At the first regroup, I was barely there long enough to farmer blow all over the road when we were off again. And again, it only took a few minutes before I was riding alone. The second regroup wasn't far down the road, and that time I had enough time wrestle out of my bibs, pee and take in a few calories.

Then we started climbing. The climbing gnomes promptly affixed an anchor to my rear hub and I drug that anchor along for miles and miles. We were riding in a thick fog and every time I thought I was close to the top, the fog would part and usually reveal an increase in the grade of the road. I hadn't seen anyone in 20 minutes and could only laugh each time the road got I had voluntarily showed up in order to subject myself to this nonsense.

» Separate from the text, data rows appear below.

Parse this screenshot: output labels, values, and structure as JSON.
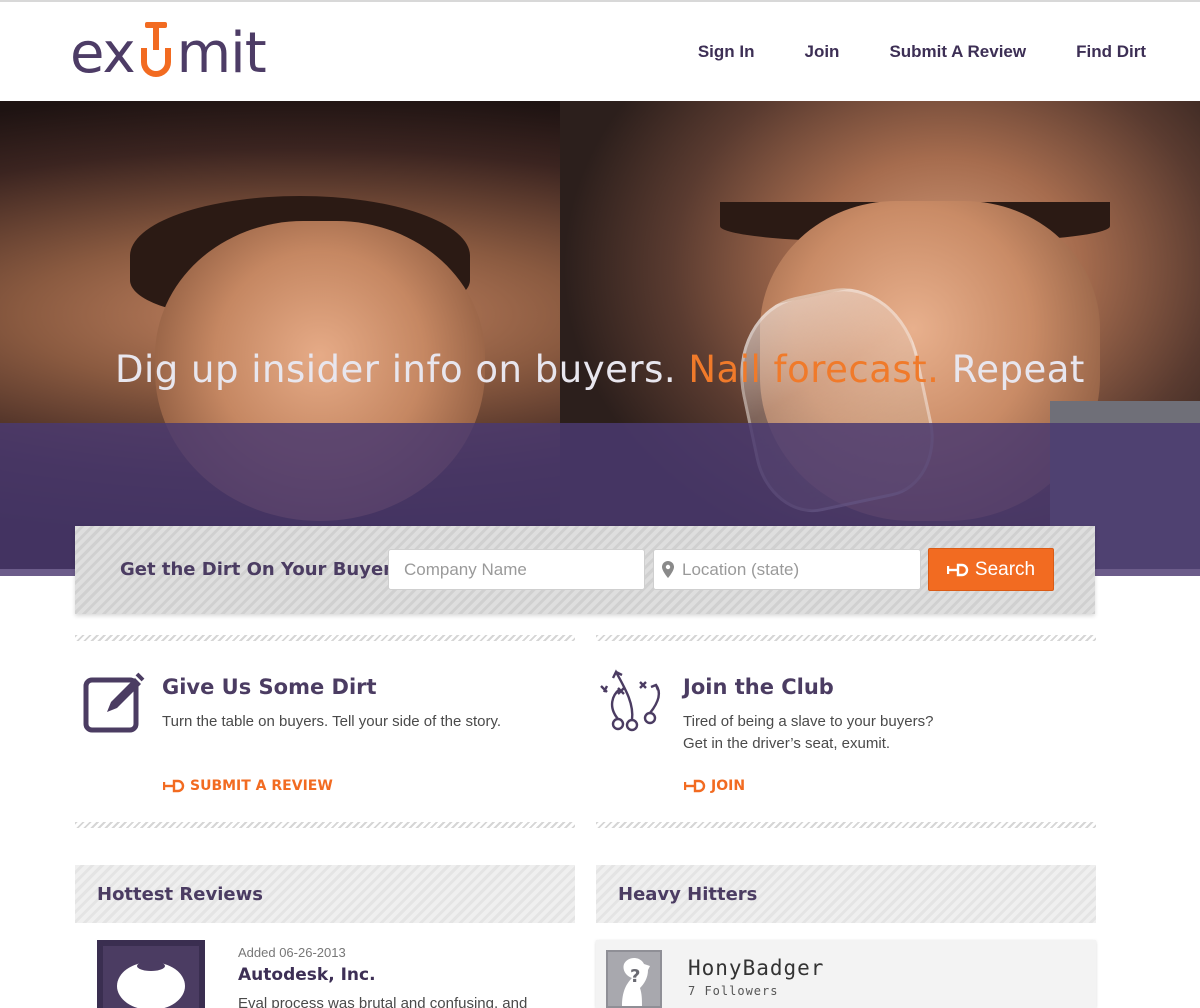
{
  "brand": {
    "logo_left": "ex",
    "logo_right": "mit",
    "accent": "#f26b21",
    "primary": "#4b3c62"
  },
  "nav": {
    "sign_in": "Sign In",
    "join": "Join",
    "submit_review": "Submit A Review",
    "find_dirt": "Find Dirt"
  },
  "hero": {
    "tagline_part1": "Dig up insider info on buyers.",
    "tagline_accent": "Nail forecast.",
    "tagline_part3": "Repeat"
  },
  "search": {
    "label": "Get the Dirt On Your Buyers",
    "company_placeholder": "Company Name",
    "location_placeholder": "Location (state)",
    "button_label": "Search"
  },
  "promos": {
    "give": {
      "title": "Give Us Some Dirt",
      "text": "Turn the table on buyers. Tell your side of the story.",
      "link": "SUBMIT A REVIEW",
      "icon": "edit-icon"
    },
    "club": {
      "title": "Join the Club",
      "line1": "Tired of being a slave to your buyers?",
      "line2": "Get in the driver’s seat, exumit.",
      "link": "JOIN",
      "icon": "playbook-icon"
    }
  },
  "sections": {
    "hottest": "Hottest Reviews",
    "hitters": "Heavy Hitters"
  },
  "reviews": [
    {
      "date": "Added 06-26-2013",
      "company": "Autodesk, Inc.",
      "snippet": "Eval process was brutal and confusing, and"
    }
  ],
  "hitters": [
    {
      "name": "HonyBadger",
      "followers": "7 Followers"
    }
  ]
}
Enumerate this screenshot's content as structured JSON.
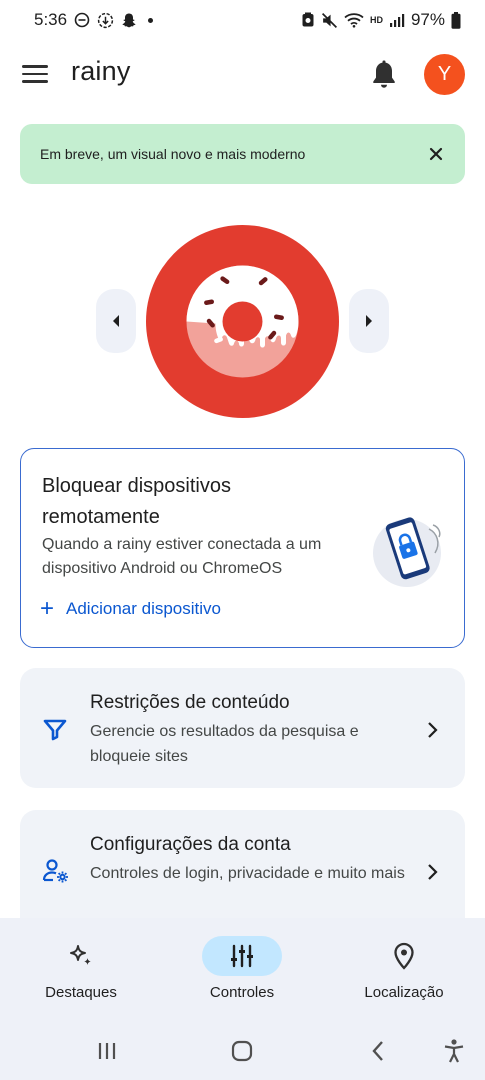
{
  "status_bar": {
    "time": "5:36",
    "battery": "97%",
    "left_icons": [
      "do-not-disturb-icon",
      "download-icon",
      "snapchat-icon"
    ],
    "right_icons": [
      "alarm-icon",
      "mute-icon",
      "wifi-icon",
      "hd-icon",
      "signal-icon",
      "battery-icon"
    ],
    "hd_label": "HD"
  },
  "app_bar": {
    "title": "rainy",
    "avatar_letter": "Y",
    "menu_icon": "menu-icon",
    "notification_icon": "bell-icon"
  },
  "banner": {
    "text": "Em breve, um visual novo e mais moderno",
    "close_icon": "close-icon"
  },
  "carousel": {
    "illustration": "donut-illustration",
    "prev_icon": "chevron-left-icon",
    "next_icon": "chevron-right-icon"
  },
  "lock_card": {
    "title": "Bloquear dispositivos remotamente",
    "description": "Quando a rainy estiver conectada a um dispositivo Android ou ChromeOS",
    "action_label": "Adicionar dispositivo",
    "action_icon": "plus-icon",
    "illustration": "locked-phone-illustration"
  },
  "settings": [
    {
      "title": "Restrições de conteúdo",
      "description": "Gerencie os resultados da pesquisa e bloqueie sites",
      "icon": "filter-icon"
    },
    {
      "title": "Configurações da conta",
      "description": "Controles de login, privacidade e muito mais",
      "icon": "manage-account-icon"
    }
  ],
  "bottom_nav": {
    "items": [
      {
        "label": "Destaques",
        "icon": "sparkle-icon",
        "active": false
      },
      {
        "label": "Controles",
        "icon": "tune-icon",
        "active": true
      },
      {
        "label": "Localização",
        "icon": "location-pin-icon",
        "active": false
      }
    ]
  },
  "system_nav": {
    "buttons": [
      "recents-icon",
      "home-icon",
      "back-icon",
      "accessibility-icon"
    ]
  },
  "colors": {
    "accent_blue": "#0b57d0",
    "banner_green": "#c4eed0",
    "avatar_orange": "#f4511e",
    "donut_red": "#e23c2f",
    "active_pill": "#c2e7ff",
    "card_bg": "#f0f3f8"
  }
}
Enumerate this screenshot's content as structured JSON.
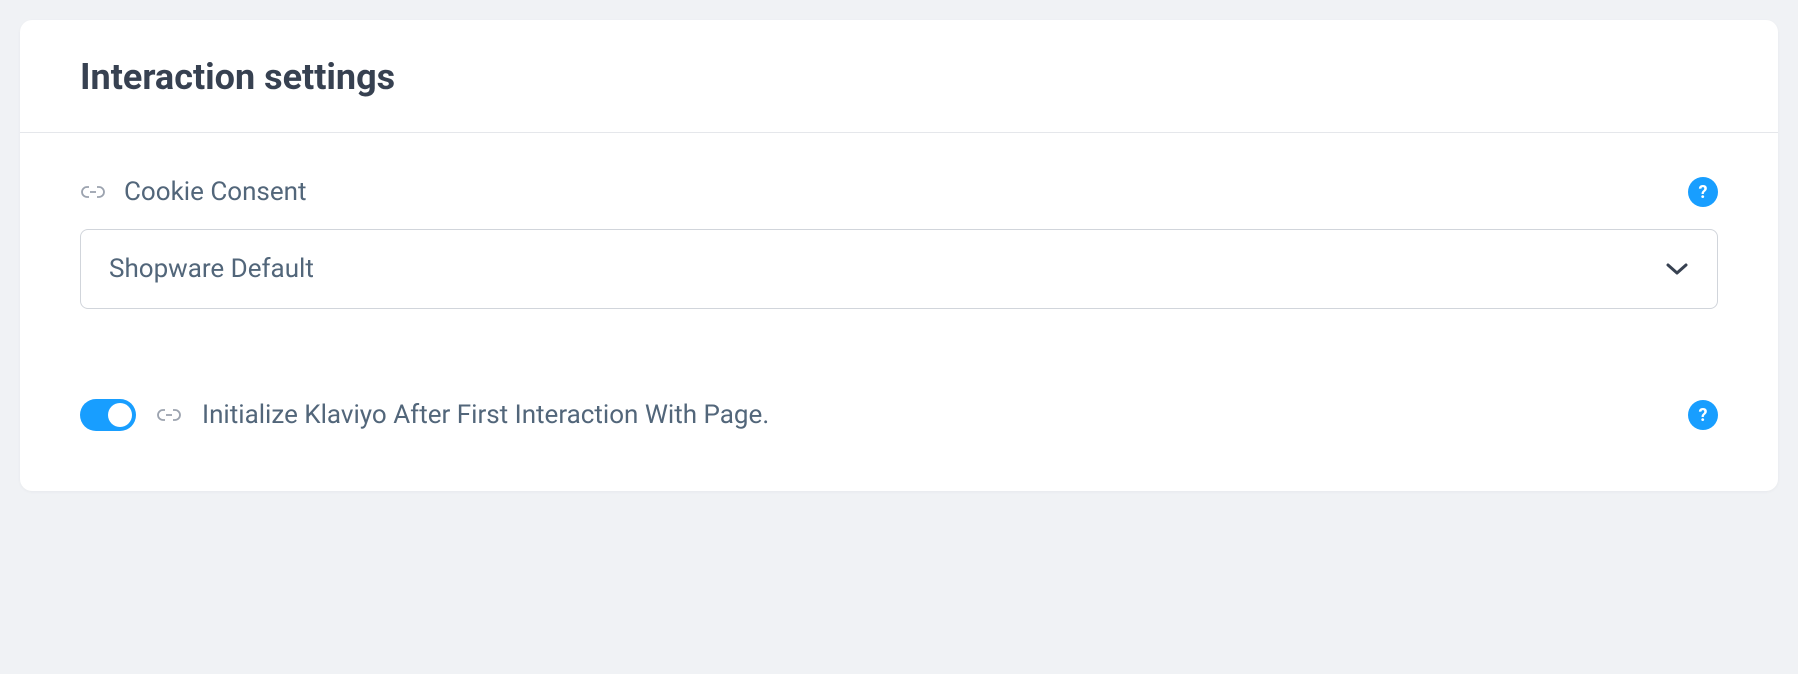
{
  "card": {
    "title": "Interaction settings"
  },
  "fields": {
    "cookieConsent": {
      "label": "Cookie Consent",
      "value": "Shopware Default"
    },
    "initKlaviyo": {
      "label": "Initialize Klaviyo After First Interaction With Page.",
      "enabled": true
    }
  },
  "colors": {
    "accent": "#189eff"
  }
}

Third regroup. Again, no time for anything other than a quick drink and a futile shaking out of the quads. Then more climbing. In the fog. By myself. In the middle of nowhere. As hard as I could go. I wanted to take a break after two miles at 7 MPH, but knew the group was waiting. My legs burned and I couldn't stand up in the saddle more than a few seconds before I thought my knees would buckle.

But, surprisingly, I never mentally gave in. I never wanted to quit. I knew I could make it. albeit way goddamn slower than everyone else. I made up a little song in my head that liberally used the phrases "fucking ridiculous" and "fat ass up the hill" and "get your fucking ridiculous fat ass up the hill." To the tune of a Britney Spears' song.

Fourth regroup wasn't even a regroup. The peloton started rolling again as soon as I was within 20 meters.

Fatigue, dehydration and caloric deficit caught up with me in a big way once we hit the home stretch on River Road. I hadn't had time to refuel at any of the regroups and had had a hard time getting anything down while on the bike due to the layer of snot that was blocking most of my windpipe.

The last ten miles were a exercise in frustrated futility. I would try to keep up, try to hold on, but my legs just weren't having it. It was like trying to convince two cranky toddlers to take a nap. I'd say, "come on, just a little bit faster." They'd say, "um, no." By the time we hit the Springwater corridor, it was taking all of my will and concentration to stay above 15MPH.

At the end of it all, we rode approximately 45 miles (my bike computer spontaneously reset itself three times on the ride, so I'm not exactly sure of the mileage), but my body felt like that it was closer to 85. My two wool baselayers, windstopper jacket and tights were soaked in sweat. I was so glad I'd driven to River City, as I don't think I could have made it back up Corbett, even with a pack of wild dogs chasing me.

Hardest ride ever, but not the worst. I knew what I was signing up for, and there will be many more rides where my only company is the climbing gnomes and the sound of Britney Spears in my head.

But I know it will make me a stronger rider. Either that or a homicidal maniac. Stay tuned.


merlin33 said...

i can't imagine suffering that badly and then having a britney spears tune enter my head, even if they were your own words, the fact that her song entered my brain would make me mentally crack--

Lindsay said...

I think its the upbeat,happy pop-iness of it. At that point in time, I needed some sunshine and bubblegum and rainbows. Because the thought of it now makes me want to vomit.